    ABSTRACT: Bacteria encounter reactive oxygen species (ROS) as consequence of the aerobic life or as oxidative burst of activated neutrophils during infections. In addition, bacteria are exposed to other redox-active compounds including hypochloric acid (HOCl) and reactive electrophilic species (RES), such as quinones and aldehydes. These reactive species often target the thiol groups of cysteines in proteins and lead to thiol-disulfide switches in redox-sensing regulators to activate specific detoxification pathways and to restore the redox balance. Here, we review bacterial thiol-based redox sensors that specifically sense ROS, RES and HOCl via thiolbased mechanisms and regulate gene transcription in Gram-positive model bacteria and in human pathogens, such as Staphylococcus aureus and Mycobacterium tuberculosis. We also pay particular attention to emerging widely conserved HOCl-specific redox regulators that have been recently characterized in Escherichia coli. Different mechanisms are used to sense and respond to ROS, RES and HOCl by 1-Cys-type and 2-Cys-type thiol-based redox sensors that include versatile thiol-disulfide switches (OxyR, OhrR, HypR, YodB, NemR, RclR, Spx, RsrA/RshA) or alternative Cys-phosphorylations (SarZ, MgrA, SarA), thiol-S-alkylation (QsrR), His-oxidation (PerR) and methionine oxidation (HypT). In pathogenic bacteria, these redox-sensing regulators are often important virulence regulators and required for adapation to the host immune defense.
    Biological Chemistry 02/2015; DOI:10.1515/hsz-2015-0102 · 2.69 Impact Factor
  • Source
    [Show abstract] [Hide abstract]

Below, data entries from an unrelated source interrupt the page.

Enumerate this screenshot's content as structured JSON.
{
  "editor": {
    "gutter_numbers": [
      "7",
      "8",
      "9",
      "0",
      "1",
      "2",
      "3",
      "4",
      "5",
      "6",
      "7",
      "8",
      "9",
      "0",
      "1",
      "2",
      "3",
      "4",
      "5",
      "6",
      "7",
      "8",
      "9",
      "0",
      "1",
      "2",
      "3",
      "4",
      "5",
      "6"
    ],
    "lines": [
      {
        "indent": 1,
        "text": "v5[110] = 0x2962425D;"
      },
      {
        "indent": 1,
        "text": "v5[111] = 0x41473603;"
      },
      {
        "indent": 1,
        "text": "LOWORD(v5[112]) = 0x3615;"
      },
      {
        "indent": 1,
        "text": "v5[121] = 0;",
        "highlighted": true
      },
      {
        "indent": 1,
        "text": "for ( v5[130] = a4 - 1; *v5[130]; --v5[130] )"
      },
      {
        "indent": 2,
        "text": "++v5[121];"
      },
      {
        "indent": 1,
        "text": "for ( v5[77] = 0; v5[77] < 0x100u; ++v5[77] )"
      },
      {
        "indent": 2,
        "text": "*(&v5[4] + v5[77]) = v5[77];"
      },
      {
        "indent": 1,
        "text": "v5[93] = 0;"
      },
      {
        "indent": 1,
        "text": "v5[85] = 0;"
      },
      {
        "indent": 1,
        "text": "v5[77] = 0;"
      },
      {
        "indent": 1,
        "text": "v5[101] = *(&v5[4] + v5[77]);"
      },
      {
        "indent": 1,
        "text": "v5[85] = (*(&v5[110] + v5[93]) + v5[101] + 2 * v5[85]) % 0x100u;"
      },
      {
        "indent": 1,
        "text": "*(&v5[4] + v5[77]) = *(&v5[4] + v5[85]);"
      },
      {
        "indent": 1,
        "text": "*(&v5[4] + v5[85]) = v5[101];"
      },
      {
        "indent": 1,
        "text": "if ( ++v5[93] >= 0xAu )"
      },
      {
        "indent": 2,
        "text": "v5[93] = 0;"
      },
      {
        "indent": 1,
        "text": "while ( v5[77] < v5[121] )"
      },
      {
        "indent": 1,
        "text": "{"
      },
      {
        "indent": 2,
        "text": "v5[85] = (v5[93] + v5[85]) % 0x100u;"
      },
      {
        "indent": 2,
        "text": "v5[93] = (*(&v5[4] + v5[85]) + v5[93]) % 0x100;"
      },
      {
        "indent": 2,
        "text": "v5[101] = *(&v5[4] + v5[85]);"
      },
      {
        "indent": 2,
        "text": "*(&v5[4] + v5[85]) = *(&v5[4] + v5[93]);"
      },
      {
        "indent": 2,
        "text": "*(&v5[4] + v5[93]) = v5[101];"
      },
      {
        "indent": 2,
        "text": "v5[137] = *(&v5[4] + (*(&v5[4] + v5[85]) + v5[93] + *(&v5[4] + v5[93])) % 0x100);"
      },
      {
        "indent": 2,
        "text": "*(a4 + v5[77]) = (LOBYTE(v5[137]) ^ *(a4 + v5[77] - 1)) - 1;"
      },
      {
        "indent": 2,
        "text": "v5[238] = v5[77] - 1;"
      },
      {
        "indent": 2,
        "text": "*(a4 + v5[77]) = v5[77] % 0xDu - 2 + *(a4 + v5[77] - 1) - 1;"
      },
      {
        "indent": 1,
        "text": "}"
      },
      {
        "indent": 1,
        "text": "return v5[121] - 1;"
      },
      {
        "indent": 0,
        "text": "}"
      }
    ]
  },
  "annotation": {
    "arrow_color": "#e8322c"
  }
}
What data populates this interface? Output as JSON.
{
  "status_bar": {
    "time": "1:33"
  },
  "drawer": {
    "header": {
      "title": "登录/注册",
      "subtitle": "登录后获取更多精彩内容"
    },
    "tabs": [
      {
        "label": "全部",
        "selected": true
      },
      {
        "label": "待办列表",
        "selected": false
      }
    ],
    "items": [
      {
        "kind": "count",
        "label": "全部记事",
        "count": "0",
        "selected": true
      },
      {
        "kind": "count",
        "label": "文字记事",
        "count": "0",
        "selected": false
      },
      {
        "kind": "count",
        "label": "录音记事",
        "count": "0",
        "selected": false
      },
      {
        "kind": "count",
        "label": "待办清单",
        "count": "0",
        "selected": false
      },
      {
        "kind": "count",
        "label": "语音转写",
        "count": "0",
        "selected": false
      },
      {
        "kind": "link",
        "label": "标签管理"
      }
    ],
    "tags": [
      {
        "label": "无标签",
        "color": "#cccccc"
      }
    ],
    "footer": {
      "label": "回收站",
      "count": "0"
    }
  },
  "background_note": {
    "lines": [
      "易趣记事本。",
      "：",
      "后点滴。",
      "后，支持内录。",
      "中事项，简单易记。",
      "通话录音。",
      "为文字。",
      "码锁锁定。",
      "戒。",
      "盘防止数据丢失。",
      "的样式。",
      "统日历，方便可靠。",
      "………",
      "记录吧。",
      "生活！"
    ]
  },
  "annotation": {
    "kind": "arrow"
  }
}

    ABSTRACT: Flavobacteria (members of the family Flavobacteriaceae) dominate the bacterial community in the Anopheles mosquito midgut. One such commensal, Elizabethkingia anophelis, is closely associated with Anopheles mosquitoes through transstadial persistence (from one life stage to the next); these and other properties favor its development for paratransgenic applications in control of malaria parasite transmission. However, the physiological requirements of E. anophelis have not been investigated nor have its capacity to perpetuate despite digestion pressure in the gut been quantified. To this end, we first developed techniques for genetic manipulation of E. anophelis including selectable markers, reporter systems (GFP and NanoLuc), and transposons that function in E. anophelis. A flavobacterial expression system based on promoter PompA was integrated into the E. anophelis chromosome and showed strong promoter activity to drive GFP and NanoLuc reporter production. Introduced, GFP-tagged E. anophelis associated with mosquitoes at successive developmental stages and propagated in Anopheles gambiae and Anopheles stephensi but not in Aedes triseriatus mosquitoes. Feeding NanoLuc-tagged cells to A. gambiae and A. stephensi in the larval stage led to infection rates of 71% and 90%, respectively. By contrast, very low infection (<0.1%) was detected in A. triseriatus mosquitoes under the same conditions. Of the initial E. anophelis cells provisioned to larvae, 23%, 71% and 85% were digested in A. stephensi, A. gambiae and A. triseriatus respectively, demonstrating that E. anophelis adapted to various mosquito midgut environments differently. Bacterial cell growth increased up to three-fold when arginine was supplemented in the defined medium. Furthermore, NanoLuc-tagged cells in A. stephensi significantly increased when arginine was added to a sugar diet, showing it to be an important amino acid for E. anophelis. Animal erythrocytes promoted E. anophelis growth in vivo and in vitro, indicating that this bacterium could obtain nutrients by participating in erythrocyte lysis in the mosquito midgut. Copyright © 2015, American Society for Microbiology. All Rights Reserved.
    Applied and Environmental Microbiology 01/2015; DOI:10.1128/AEM.03733-14 · 3.95 Impact Factor

Preview

Download
1 Download
Available from